According to the Washington DNR, there are nearly 1,500 firefighters working to control 18 active wildfires burning in Eastern Washington on more than 21,000 acres.
Also, nearly 150 Washington National Guardsmen have been activated to support wildland firefighting efforts in Eastern Washington.
According to The Spokesman-Review, two Black Hawk helicopters deployed from Joint Base Lewis-McChord on Wednesday morning are joining firefighting efforts in Eastern Washington.
Chief Warrant Officer 5 Noel Larson said he has been flying for 25 years. This is his seventh time being called out to help with fires.
Two hand crews from the 176th Engineer Company, headquartered in Snohomish; three hand crews from the 141st Air Refueling Wing, headquartered at Fairchild Air Force Base; and two UH-60 Black Hawk helicopters from the 96th Aviation Troop Command, based out of Joint Base Lewis-McChord, will work together to attack smaller wildfires that are popping up on the east side of the state.
Meantime, an RC-26 aircraft from the 141st Air Refueling Wing in Spokane is supporting the National Interagency Fire Center for the third summer in a row to map known wildfires across the Pacific Northwest, detecting potential fires and lightning strikes with infrared camera equipment and providing real-time intelligence to fire crews on the ground.
This year’s firefighting effort will be different from previous years. Very large fires in California have taken its toll on resources in surrounding states, leaving Washington with few assets to fight local fires. The engineers from the 176th will be used as initial attack – meaning that in some areas they will be the first to arrive at an incident and take all the actions needed to prevent the fire from doing further damage.

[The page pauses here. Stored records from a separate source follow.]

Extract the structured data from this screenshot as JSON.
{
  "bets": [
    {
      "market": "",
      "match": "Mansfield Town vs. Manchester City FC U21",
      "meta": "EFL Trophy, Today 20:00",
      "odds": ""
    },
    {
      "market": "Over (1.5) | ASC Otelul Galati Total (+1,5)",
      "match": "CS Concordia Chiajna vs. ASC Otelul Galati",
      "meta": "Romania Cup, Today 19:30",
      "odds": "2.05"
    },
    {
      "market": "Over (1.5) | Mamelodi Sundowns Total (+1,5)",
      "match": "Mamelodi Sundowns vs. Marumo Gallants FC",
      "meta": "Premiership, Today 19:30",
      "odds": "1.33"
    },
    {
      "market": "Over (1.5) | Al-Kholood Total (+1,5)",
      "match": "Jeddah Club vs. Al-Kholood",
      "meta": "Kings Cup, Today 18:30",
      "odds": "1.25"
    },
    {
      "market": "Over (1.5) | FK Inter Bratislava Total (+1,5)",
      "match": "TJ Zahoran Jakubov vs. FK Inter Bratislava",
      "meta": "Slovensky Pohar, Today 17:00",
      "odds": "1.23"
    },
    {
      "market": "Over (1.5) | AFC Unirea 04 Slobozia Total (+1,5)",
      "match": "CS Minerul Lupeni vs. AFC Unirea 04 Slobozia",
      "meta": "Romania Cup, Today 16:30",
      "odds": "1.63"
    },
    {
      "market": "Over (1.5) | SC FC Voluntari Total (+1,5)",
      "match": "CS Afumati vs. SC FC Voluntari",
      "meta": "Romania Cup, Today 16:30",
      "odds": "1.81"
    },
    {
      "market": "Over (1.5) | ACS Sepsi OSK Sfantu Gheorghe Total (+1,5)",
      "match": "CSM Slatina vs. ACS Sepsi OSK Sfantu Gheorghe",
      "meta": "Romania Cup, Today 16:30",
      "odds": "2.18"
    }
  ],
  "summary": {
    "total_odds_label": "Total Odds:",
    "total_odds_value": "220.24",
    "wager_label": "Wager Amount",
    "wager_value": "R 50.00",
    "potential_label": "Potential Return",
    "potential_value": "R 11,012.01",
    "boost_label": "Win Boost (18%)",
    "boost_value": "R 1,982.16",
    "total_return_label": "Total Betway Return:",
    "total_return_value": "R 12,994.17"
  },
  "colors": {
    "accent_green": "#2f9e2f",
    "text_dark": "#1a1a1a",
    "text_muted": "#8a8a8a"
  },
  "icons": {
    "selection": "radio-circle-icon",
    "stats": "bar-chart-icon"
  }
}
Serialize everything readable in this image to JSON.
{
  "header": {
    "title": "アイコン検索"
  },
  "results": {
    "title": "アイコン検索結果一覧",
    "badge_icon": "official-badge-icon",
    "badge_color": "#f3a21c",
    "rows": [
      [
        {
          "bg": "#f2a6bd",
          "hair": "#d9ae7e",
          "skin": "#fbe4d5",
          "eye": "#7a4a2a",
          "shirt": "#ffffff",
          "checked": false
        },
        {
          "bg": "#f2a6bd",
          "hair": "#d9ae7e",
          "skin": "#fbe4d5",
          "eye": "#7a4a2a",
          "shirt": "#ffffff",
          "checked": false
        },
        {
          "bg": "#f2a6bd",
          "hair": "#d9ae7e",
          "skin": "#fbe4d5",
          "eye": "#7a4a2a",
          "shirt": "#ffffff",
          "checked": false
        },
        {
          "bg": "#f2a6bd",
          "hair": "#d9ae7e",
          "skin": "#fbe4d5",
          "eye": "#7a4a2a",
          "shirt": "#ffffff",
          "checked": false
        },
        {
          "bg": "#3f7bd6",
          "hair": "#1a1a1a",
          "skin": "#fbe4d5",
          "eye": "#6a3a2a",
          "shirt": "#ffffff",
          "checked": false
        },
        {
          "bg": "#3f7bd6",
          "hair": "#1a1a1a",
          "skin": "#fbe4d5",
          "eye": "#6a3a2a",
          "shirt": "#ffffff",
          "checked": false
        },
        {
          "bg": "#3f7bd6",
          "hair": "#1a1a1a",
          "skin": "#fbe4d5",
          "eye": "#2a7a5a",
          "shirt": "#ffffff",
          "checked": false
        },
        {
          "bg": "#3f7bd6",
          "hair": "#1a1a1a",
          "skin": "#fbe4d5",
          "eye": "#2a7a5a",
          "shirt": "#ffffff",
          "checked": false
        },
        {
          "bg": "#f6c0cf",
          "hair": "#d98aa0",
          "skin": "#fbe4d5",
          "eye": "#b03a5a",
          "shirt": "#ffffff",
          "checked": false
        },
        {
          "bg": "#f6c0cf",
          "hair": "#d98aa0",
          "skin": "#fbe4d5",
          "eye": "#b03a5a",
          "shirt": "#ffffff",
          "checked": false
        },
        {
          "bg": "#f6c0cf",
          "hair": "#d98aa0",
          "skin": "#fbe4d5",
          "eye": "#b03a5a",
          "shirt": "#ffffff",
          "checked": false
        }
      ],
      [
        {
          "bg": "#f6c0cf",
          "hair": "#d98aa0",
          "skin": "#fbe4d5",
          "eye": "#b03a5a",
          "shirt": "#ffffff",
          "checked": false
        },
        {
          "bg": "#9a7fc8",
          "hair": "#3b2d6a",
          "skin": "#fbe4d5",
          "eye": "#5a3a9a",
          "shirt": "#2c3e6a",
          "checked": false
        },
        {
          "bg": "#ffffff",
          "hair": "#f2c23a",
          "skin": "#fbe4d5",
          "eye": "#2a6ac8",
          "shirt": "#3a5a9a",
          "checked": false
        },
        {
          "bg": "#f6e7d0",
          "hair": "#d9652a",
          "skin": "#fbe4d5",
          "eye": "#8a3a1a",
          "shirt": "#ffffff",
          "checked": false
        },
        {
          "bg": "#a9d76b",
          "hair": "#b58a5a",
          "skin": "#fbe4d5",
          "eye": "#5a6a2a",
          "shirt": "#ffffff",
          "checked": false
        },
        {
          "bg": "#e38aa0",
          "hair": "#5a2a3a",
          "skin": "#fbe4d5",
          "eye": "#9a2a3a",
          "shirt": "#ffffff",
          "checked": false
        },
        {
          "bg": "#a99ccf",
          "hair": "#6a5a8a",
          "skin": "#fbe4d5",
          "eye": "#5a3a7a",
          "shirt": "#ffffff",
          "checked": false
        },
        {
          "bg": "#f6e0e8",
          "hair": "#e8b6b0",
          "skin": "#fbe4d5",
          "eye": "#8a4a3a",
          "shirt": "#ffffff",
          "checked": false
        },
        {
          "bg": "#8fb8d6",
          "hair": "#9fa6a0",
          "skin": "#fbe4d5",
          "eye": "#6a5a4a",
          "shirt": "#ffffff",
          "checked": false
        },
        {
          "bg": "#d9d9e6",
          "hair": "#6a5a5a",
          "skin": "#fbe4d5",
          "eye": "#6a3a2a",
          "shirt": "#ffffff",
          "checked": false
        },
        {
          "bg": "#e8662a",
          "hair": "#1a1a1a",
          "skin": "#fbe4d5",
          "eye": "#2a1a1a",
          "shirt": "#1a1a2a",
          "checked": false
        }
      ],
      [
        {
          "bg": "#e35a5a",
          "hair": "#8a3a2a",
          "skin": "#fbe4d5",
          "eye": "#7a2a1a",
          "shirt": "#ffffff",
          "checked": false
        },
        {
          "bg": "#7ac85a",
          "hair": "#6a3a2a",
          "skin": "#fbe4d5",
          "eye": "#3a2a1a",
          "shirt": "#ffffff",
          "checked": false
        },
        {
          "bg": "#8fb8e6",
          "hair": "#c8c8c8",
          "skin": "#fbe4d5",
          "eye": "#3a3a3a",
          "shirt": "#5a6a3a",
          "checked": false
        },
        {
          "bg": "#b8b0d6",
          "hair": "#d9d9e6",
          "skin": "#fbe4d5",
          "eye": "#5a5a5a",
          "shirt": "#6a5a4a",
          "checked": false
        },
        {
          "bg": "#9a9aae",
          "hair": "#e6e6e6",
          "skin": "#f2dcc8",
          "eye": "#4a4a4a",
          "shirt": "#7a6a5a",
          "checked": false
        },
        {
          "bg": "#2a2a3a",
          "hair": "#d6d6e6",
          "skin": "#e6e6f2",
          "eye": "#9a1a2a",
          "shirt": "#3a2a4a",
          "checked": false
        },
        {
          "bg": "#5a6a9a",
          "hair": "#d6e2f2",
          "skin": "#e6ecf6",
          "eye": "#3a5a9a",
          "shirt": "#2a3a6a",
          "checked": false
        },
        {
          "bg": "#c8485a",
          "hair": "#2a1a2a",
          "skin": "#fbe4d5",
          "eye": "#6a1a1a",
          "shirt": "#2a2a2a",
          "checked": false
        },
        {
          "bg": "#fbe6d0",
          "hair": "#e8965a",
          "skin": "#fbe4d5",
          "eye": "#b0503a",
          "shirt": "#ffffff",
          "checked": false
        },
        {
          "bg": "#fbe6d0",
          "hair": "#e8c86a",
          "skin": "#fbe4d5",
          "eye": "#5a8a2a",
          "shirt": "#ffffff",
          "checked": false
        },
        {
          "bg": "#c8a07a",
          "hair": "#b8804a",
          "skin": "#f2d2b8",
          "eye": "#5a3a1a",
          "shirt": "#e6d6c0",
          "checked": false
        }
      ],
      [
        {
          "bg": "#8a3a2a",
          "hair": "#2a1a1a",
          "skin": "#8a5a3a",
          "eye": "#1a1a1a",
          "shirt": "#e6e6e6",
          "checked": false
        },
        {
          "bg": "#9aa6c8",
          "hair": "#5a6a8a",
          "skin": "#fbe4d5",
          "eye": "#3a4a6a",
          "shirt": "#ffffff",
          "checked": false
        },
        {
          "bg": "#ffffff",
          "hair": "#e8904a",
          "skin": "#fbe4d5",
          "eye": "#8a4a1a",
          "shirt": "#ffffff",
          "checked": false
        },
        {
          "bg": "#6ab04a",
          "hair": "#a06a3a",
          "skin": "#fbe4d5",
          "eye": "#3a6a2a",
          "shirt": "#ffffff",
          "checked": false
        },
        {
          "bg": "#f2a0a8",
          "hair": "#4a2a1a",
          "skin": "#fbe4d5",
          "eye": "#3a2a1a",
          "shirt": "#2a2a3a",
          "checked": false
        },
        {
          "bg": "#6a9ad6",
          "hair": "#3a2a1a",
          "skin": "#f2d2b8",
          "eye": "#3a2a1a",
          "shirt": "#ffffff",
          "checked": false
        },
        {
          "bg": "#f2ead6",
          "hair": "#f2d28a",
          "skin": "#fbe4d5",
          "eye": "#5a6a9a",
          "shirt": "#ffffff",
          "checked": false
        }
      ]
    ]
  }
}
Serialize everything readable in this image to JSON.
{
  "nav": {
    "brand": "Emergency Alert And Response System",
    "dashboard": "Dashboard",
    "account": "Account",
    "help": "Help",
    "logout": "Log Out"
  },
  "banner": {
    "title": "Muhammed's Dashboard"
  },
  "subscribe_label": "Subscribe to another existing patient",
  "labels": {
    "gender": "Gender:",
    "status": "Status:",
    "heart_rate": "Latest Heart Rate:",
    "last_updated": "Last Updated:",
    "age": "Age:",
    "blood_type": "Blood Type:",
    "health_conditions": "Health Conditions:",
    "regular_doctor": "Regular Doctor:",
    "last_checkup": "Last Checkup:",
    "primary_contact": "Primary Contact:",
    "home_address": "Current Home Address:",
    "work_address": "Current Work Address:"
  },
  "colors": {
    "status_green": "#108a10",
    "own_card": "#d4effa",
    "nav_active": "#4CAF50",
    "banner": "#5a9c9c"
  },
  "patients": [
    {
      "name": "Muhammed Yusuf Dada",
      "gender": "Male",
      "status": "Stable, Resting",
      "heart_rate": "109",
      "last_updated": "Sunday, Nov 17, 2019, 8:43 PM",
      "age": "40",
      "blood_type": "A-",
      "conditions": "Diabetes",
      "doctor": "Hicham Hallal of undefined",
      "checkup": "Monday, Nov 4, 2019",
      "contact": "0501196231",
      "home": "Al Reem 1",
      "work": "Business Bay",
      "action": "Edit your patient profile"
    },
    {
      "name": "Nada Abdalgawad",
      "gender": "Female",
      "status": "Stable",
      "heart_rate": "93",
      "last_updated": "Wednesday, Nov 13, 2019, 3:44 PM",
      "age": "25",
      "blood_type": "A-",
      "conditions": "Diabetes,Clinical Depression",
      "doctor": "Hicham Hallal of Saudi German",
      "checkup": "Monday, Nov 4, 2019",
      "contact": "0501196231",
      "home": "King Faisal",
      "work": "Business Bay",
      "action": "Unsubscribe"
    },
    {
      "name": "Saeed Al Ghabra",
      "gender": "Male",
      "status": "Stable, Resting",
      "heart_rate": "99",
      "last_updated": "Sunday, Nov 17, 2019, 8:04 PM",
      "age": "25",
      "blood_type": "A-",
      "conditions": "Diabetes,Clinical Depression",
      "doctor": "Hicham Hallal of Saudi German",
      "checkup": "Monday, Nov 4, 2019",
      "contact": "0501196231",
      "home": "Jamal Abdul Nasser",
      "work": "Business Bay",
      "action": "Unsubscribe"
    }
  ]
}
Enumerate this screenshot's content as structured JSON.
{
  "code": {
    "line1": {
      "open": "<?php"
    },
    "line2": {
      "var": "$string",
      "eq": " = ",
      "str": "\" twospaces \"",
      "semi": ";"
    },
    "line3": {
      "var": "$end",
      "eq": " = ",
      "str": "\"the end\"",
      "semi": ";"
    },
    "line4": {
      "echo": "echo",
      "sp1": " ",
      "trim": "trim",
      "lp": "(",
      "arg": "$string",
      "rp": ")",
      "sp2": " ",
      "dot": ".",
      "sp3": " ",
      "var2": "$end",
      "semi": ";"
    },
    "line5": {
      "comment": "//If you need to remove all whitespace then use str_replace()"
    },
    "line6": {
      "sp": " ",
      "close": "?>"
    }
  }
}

The RC-26 aircraft is a unique piece of equipment operated by the Washington Air National Guard and is in demand not just in Washington state, but Oregon and Idaho, as well. The aircraft travels at 17,000 feet and is not only able to see new fire starts on the ground, but also able to relay that information immediately to a terminal that displays sensor data and video on the ground with fire crews. That allows fire crews to make decisions on where to send in manpower and how to fight a fire right away, said Lt. Col. Jeremy Higgins, 141st Operations Group RC-26 program manager.
“Through mapping we have been able to assist with the civilian evacuations,” Higgins said. “Just this year, we were able to help families stay in their homes and not force them to evacuate because we provided information showing the fire was not moving toward them.”
The plane can also detect lightning strikes before a fire has even started and get that information to the National Interagency Fire Center in less than 15 minutes, Higgins said. This allows for smoke jump teams to get out and fight the fire before it becomes a massive and dangerous fire.
“We have already stopped seven fires just this year from growing into larger fires, saving property and helping keep resources on other fires,” Higgins said. “No one likes fires. This is a great opportunity to help our neighbors.”